Please list all lines of the material below in which the string "Dipl" occurs.

▶ **TASK DATA**:
= Beginning of Section =

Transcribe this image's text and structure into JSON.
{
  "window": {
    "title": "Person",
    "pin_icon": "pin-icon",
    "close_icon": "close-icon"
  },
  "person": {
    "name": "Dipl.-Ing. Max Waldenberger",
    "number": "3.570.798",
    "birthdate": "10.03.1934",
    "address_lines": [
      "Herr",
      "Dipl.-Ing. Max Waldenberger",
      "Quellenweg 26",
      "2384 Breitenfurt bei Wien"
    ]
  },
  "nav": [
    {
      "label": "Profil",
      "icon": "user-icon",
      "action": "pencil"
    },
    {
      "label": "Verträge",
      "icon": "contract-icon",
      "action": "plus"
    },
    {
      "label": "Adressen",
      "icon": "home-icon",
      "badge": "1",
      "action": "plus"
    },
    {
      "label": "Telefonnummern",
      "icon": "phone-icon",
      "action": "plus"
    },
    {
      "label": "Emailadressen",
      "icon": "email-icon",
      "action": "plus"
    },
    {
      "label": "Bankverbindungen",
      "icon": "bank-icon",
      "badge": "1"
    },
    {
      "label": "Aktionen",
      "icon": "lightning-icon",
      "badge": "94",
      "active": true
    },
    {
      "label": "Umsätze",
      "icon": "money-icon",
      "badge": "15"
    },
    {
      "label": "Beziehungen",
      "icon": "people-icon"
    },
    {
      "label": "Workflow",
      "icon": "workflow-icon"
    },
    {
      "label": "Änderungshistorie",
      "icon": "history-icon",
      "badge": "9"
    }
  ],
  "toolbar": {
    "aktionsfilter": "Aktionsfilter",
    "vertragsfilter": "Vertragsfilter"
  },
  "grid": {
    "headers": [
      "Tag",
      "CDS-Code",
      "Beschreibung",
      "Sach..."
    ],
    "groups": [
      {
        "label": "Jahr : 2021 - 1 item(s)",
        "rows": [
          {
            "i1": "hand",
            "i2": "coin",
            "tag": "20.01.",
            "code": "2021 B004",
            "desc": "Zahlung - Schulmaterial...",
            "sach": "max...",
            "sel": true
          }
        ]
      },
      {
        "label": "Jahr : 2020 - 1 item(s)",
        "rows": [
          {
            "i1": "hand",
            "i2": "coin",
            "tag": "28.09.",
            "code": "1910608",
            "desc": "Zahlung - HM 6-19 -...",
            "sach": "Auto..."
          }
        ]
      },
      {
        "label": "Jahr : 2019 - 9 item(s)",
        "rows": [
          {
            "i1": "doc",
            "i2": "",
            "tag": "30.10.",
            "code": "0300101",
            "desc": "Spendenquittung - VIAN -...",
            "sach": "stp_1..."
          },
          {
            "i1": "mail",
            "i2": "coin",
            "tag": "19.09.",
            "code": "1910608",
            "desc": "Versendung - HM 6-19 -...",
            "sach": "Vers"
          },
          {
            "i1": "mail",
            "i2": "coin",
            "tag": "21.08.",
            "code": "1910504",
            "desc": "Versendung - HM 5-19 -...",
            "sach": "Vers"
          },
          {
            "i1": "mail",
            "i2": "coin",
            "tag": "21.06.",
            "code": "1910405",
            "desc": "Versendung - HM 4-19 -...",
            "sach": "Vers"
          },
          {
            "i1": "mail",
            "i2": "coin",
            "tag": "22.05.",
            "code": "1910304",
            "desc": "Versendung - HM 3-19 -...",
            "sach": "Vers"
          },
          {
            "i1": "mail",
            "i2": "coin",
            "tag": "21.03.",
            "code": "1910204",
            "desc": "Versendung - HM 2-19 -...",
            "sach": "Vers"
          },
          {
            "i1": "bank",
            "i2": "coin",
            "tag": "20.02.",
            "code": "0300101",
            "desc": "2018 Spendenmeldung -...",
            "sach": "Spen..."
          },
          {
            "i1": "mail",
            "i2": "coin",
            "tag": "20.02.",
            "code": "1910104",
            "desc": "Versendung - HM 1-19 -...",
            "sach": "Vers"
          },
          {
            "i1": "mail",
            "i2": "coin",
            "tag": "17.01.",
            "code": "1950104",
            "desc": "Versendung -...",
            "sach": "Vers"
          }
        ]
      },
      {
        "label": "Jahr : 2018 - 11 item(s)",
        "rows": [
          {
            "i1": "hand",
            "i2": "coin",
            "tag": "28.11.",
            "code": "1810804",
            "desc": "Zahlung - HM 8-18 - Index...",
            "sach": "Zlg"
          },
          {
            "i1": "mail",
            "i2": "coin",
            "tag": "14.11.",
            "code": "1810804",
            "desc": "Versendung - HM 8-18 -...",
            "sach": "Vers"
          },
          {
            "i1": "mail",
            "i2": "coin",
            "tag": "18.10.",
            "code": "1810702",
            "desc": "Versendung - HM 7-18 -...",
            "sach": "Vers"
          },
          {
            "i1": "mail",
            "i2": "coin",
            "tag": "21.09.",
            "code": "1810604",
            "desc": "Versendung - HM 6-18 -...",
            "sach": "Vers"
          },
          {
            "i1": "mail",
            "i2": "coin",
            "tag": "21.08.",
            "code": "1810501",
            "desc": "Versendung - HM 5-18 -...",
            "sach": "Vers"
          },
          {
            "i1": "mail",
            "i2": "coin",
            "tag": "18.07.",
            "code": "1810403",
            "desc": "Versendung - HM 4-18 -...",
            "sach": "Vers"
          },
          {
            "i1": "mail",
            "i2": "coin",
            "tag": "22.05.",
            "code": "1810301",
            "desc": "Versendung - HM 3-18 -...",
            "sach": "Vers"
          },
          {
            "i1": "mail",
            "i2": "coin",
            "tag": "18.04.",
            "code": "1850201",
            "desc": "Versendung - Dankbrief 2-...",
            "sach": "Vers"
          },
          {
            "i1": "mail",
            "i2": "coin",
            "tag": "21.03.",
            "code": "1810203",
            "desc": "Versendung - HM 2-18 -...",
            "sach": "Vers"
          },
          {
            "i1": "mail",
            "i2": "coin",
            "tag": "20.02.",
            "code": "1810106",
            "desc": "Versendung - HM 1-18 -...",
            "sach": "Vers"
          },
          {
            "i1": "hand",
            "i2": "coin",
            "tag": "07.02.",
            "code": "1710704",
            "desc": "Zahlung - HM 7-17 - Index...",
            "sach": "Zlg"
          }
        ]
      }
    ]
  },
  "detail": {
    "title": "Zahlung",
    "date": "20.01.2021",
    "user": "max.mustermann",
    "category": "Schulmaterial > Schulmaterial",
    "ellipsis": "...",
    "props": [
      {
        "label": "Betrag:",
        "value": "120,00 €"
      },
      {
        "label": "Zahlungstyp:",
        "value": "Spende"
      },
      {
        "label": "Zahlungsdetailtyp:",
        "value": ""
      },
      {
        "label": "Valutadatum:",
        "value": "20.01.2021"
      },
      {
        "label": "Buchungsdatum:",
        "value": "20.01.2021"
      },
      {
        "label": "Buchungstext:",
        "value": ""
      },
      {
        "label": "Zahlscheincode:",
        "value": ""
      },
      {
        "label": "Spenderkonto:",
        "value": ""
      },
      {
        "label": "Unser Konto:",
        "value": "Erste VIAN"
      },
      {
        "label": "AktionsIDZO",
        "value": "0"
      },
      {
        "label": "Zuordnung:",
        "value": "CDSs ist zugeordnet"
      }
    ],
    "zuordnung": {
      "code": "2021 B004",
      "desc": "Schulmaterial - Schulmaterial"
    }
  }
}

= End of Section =

▶ **EXERCISE RESULT**:
    "name": "Dipl.-Ing. Max Waldenberger",
      "Dipl.-Ing. Max Waldenberger",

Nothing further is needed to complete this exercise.